Don't make eye contact with other people in your train car. It’s considered rude and kind of intrusive. The only exception to this is if there’s something crazy going down elsewhere in the car. Then you’re allowed to share one (just one!) congenial eye roll with someone in your line of sight.
Don't assume that an empty train car in an otherwise full train means you got lucky. There is always a (usually very bad-smelling) reason that it’s empty.

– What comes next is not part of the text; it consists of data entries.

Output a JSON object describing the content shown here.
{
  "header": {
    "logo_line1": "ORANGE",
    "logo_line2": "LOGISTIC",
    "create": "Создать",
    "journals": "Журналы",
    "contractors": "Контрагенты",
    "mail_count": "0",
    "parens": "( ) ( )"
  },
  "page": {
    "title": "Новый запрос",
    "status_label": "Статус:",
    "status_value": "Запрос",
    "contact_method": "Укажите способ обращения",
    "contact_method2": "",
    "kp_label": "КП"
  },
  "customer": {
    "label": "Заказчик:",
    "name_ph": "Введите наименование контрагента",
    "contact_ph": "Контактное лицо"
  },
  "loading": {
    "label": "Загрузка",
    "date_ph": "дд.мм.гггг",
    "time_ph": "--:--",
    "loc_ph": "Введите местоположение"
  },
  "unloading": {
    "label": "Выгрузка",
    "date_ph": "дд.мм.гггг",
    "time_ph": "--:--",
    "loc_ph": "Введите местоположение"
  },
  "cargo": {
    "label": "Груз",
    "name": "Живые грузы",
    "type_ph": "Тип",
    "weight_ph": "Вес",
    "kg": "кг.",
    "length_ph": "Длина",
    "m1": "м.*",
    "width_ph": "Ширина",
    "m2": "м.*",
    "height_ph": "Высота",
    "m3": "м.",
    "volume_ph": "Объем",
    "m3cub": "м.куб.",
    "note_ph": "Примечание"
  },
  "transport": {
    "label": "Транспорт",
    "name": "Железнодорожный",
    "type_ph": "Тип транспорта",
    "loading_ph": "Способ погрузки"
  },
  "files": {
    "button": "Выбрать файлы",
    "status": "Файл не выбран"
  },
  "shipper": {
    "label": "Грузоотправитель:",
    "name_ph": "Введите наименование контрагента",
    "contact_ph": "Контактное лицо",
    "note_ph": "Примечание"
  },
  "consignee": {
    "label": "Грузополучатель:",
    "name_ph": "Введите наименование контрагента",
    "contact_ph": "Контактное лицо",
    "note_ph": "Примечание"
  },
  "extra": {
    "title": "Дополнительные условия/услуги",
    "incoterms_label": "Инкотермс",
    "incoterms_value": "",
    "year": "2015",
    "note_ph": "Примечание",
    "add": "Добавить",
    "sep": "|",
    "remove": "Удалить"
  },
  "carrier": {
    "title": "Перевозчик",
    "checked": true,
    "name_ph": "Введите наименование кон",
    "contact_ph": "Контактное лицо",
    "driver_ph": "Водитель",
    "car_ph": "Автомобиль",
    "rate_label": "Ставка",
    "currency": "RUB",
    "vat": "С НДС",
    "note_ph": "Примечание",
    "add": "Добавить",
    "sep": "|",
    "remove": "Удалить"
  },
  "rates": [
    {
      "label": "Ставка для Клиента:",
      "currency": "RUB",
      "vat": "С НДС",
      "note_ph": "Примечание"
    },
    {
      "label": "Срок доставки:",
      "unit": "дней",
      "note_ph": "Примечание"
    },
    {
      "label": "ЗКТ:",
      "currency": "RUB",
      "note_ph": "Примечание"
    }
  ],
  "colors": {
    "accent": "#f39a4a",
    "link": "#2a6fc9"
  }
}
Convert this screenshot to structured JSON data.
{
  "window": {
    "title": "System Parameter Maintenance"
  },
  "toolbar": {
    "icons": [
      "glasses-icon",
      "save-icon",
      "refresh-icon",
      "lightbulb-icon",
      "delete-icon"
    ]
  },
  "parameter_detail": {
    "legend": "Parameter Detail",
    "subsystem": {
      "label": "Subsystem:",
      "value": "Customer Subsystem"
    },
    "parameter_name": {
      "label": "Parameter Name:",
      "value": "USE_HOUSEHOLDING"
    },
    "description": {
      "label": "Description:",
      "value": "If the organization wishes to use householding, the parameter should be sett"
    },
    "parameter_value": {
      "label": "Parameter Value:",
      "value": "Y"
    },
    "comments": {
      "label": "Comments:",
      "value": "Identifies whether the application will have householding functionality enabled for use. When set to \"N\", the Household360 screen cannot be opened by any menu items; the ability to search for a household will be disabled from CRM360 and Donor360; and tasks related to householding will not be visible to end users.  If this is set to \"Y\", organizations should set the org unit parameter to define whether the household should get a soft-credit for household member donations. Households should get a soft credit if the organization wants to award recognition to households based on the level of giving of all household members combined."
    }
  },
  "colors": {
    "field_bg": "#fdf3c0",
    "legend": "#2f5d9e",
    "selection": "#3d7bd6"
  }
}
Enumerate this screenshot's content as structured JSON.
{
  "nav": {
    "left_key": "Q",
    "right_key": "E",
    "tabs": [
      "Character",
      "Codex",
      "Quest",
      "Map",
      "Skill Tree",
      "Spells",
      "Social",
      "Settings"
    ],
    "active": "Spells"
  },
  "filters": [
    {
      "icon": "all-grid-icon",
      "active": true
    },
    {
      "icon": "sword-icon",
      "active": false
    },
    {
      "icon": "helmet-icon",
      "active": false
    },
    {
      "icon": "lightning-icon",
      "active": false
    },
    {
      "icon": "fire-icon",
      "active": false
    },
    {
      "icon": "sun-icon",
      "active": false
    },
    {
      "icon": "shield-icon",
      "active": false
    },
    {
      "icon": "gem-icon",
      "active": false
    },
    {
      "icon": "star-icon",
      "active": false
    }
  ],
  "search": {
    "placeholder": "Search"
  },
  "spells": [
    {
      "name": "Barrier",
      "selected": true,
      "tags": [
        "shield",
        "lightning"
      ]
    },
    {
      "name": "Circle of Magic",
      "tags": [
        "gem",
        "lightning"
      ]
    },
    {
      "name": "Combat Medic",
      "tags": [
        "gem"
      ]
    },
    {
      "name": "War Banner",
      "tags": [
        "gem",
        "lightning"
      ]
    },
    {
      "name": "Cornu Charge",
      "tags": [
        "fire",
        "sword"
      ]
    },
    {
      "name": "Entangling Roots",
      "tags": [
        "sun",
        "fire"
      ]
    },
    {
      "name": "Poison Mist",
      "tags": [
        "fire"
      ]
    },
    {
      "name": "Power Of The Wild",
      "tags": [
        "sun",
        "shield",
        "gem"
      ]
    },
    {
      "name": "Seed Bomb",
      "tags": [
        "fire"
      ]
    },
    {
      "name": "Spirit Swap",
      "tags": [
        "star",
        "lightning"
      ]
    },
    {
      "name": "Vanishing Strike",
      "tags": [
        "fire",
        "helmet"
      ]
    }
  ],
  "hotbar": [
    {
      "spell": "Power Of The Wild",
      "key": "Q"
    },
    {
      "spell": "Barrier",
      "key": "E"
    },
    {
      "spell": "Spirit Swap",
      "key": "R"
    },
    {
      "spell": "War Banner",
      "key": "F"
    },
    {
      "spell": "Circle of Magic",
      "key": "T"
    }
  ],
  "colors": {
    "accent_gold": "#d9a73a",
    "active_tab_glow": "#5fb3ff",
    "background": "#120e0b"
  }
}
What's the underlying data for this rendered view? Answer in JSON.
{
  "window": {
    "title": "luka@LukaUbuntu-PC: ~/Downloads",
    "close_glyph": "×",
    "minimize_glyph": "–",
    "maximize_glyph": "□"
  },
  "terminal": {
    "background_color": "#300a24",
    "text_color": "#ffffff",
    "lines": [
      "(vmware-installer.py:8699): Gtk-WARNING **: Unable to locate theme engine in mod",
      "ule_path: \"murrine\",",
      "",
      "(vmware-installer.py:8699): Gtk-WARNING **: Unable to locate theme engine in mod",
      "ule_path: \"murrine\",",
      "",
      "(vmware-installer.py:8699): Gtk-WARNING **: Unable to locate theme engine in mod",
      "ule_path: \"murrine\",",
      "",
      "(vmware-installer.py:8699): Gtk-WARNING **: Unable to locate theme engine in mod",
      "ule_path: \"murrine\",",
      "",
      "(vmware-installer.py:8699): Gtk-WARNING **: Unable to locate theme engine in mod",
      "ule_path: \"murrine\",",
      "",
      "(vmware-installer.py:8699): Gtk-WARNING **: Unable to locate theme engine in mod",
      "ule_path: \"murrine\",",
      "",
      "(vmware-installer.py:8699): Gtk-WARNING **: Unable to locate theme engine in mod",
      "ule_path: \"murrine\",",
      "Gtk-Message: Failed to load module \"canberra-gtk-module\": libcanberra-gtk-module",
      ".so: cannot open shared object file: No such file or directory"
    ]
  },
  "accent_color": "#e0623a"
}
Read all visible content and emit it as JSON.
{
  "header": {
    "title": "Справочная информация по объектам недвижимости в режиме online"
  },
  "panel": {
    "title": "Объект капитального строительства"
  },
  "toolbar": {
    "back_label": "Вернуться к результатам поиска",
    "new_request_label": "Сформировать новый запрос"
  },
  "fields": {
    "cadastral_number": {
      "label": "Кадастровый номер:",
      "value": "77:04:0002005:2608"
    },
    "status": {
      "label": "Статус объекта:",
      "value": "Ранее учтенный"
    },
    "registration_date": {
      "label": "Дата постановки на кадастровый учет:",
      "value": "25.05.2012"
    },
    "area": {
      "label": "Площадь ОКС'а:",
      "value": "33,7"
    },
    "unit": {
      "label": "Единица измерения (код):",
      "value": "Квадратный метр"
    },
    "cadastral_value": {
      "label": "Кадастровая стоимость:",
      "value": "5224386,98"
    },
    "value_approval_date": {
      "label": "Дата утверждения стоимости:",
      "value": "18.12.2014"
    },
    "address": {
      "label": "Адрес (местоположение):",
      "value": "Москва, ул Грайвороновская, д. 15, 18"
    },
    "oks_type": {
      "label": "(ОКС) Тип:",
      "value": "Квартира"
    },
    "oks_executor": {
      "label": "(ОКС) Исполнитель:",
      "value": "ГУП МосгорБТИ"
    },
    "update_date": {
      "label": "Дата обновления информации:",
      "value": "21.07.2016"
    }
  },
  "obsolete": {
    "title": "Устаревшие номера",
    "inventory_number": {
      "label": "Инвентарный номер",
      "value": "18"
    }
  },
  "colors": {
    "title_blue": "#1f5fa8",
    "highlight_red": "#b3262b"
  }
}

Do make way for “Showtime!” If a group of teenagers with a boombox gets on the train and starts to clear the center of the train, just go with it. They’re about to do some crazy acrobatics. Don’t worry—you won’t get kicked in the head. (If you do watch the show, tip them: it's considered rude to not give a small amount.)
How to Dress
If you’re wearing zip-off hiking pants to lunch in the West Village, you won’t be treated badly, per se, but you will be treated like a tourist. The terrain is not that difficult to navigate. And that old thing about New Yorkers wearing all black, all the time? Holds pretty true. If you’re going to a theater, concert hall, or upscale restaurant, check their website or call in advance to see if there’s a dress code. At most places, you’ll see a mix that ranges from jeans and tee-shirts to dresses and heels. When in doubt, go a little dressier than you’d think.
How to Greet Someone
People will think you’re crazy if you say hello to them while passing in the street—even if you’re the only two people on the street. Telling someone you love their shoes will usually get a smile, and most people are happy to help with directions. But a breezy “Good morning!” is considered... eccentric. If you do need to ask for directions, the best way to stop someone is to wave them down with a simple, straightforward “Excuse me, could you help me with directions?” People are generally conditioned to ignore everyone, so don’t be discouraged if a few people walk by with their headphones firmly in place—someone will eventually stop to help out.
Standing in a Long Line Is Overrated
Look, there are plenty of locals who do this. But the Japanese ice cream/cup of raw cookie dough you saw on Instagram is not worth the three-hour wait. There’s so much good food in this city! Spend that precious time sitting down somewhere else.
Ditch the Fork and Knife
New York pizza slices are meant to be eaten with one hand, folded lengthwise. Standing at the counter at Joe’s and trying to cut your piece of pepperoni into bite-sized chunks is not the look. (Our current mayor once did this at a place in Staten Island, which resulted in a deeply shameful incident for the city that came to be known as “Pizzagate.”)
Remember: There Are Five Boroughs
It’s not just Manhattan! The other four boroughs are very much a part of the city. And with the exception of Staten Island, which can be reached from Manhattan only by ferry—also a very scenic and very affordable way to see the harbour and pass the Statue of Liberty—you can take the subway between all of them.
So, About Times Square...
It's a billboard-littered hellscape that has very little to do with the rest of the city. Nobody hangs out outside the M&M store unless they work nearby or are passing through it as quickly as possible on their way to a Broadway show. Get out of there.
Like seemingly everything else in the city, museums can get crowded, too. When you’re seeing a big, blockbuster-y exhibition, try not to stand directly in front of the artwork—step back a little bit so a few people can take it in at the same time. And if you’re using a painting as a backdrop for an Instagram (no shame in it), try to do it without disrupting a bunch of people who are trying to see it through their eyes.
Celebs tend to fly pretty under the radar in New York, unless they’re attending a movie premiere, fashion show, or some other event that’s equally mobbed with cameras. If you see a famous person in a restaurant, walking their dog, checking out an art gallery or grocery shopping with their kids, the New Yorker-y thing to do would be to leave them in peace and to pretend they’re not even there. This is not LA.
Feature Image: Unsplash